> _Try it_: For the string "content", state the number of lines in the data that contain it, and nothing else.

*****

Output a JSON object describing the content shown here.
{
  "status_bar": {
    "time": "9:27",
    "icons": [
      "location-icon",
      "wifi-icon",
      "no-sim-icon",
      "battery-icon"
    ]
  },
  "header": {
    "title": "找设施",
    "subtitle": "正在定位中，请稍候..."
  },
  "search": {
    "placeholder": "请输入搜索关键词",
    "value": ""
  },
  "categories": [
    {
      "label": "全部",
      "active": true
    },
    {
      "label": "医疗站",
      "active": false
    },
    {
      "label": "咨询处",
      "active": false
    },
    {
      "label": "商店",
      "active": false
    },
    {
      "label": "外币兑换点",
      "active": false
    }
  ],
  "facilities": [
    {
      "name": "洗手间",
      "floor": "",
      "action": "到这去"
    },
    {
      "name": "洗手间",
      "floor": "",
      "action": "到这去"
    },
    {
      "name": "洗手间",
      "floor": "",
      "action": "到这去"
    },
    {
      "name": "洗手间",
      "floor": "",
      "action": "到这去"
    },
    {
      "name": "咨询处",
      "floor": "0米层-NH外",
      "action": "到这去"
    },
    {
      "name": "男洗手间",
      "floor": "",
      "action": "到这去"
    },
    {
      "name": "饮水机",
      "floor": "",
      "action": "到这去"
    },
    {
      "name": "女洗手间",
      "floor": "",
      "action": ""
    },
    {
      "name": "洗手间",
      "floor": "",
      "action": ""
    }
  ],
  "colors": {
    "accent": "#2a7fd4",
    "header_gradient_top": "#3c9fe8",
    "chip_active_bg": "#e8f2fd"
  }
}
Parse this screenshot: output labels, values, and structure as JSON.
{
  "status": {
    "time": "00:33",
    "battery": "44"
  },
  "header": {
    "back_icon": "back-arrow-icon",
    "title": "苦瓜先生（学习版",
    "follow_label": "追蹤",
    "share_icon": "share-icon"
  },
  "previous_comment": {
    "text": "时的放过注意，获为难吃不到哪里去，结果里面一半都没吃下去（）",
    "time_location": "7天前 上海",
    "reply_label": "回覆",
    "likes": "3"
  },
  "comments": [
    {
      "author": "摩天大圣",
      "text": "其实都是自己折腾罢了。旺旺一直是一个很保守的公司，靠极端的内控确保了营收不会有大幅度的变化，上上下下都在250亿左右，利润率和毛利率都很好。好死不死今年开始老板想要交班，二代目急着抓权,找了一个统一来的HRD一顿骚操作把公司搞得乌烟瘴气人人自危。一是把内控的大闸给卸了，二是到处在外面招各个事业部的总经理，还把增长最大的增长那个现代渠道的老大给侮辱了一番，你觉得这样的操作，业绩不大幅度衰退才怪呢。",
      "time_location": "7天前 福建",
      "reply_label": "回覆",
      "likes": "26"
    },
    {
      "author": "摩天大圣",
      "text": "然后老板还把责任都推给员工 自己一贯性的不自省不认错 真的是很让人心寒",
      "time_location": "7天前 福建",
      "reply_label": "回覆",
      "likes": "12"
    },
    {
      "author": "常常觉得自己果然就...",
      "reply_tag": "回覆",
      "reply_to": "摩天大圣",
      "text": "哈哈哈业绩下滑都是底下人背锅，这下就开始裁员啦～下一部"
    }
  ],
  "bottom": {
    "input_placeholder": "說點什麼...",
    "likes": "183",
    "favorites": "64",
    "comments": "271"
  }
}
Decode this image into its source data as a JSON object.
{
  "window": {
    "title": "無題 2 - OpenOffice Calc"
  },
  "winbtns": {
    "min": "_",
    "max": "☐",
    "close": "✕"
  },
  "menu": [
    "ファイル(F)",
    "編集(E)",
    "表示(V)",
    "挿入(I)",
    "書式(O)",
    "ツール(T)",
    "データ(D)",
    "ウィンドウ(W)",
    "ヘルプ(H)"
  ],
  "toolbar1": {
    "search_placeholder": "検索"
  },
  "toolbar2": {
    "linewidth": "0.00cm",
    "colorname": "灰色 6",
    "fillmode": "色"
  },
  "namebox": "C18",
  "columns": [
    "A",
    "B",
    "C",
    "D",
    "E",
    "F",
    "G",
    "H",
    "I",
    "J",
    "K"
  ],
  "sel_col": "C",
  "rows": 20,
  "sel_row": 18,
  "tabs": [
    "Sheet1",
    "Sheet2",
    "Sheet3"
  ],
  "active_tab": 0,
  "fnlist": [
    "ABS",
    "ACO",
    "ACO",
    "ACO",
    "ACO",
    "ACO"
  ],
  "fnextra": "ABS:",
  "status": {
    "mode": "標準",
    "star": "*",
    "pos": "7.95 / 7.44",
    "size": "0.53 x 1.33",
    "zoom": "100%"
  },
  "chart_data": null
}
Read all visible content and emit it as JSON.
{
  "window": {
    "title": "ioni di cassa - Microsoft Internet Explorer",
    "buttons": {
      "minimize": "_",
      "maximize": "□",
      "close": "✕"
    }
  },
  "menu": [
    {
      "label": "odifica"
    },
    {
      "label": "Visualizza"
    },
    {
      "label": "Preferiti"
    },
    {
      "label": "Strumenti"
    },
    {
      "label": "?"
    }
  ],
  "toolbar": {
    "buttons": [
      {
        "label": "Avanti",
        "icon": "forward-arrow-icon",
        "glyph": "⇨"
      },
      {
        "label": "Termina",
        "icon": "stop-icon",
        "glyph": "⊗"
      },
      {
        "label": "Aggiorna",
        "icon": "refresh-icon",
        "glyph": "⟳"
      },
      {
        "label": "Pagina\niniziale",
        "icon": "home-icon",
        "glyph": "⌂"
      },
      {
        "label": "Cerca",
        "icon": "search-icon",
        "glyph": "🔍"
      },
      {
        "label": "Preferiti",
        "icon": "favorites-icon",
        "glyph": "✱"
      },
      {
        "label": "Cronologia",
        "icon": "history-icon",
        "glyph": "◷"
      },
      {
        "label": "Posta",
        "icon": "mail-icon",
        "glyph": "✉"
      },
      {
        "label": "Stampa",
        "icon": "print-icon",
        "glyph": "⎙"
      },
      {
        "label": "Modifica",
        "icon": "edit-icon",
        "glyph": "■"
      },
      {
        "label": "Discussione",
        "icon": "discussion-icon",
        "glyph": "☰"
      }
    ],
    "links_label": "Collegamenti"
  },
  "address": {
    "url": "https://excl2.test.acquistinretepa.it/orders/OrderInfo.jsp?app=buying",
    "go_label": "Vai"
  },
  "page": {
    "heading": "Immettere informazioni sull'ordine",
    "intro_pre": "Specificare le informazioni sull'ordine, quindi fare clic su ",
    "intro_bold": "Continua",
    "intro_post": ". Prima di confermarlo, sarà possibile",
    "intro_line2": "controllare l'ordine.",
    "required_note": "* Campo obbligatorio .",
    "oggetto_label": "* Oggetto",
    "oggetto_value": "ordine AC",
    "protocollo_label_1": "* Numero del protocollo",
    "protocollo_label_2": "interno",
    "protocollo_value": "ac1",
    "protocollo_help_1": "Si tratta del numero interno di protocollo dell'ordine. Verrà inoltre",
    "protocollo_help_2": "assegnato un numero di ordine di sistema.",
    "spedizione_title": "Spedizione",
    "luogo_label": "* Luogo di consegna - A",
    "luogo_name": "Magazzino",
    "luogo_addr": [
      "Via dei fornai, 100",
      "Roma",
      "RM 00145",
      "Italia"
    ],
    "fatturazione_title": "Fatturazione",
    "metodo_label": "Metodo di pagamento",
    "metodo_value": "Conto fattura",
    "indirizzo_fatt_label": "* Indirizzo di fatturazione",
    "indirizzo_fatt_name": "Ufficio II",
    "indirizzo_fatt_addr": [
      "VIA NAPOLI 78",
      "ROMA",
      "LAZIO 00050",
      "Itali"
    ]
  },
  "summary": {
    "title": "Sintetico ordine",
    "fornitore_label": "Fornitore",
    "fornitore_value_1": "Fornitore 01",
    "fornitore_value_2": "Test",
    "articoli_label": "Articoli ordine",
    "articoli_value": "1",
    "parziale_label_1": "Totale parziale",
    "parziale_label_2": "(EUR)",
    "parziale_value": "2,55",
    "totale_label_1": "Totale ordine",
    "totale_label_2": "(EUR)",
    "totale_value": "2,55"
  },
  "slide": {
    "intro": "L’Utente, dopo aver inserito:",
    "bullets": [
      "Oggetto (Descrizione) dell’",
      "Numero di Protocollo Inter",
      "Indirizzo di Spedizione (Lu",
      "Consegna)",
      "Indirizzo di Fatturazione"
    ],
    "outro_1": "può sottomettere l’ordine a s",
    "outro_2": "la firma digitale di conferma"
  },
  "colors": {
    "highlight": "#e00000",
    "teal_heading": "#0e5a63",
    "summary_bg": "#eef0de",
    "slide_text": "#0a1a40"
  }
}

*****

> _Response area_: 2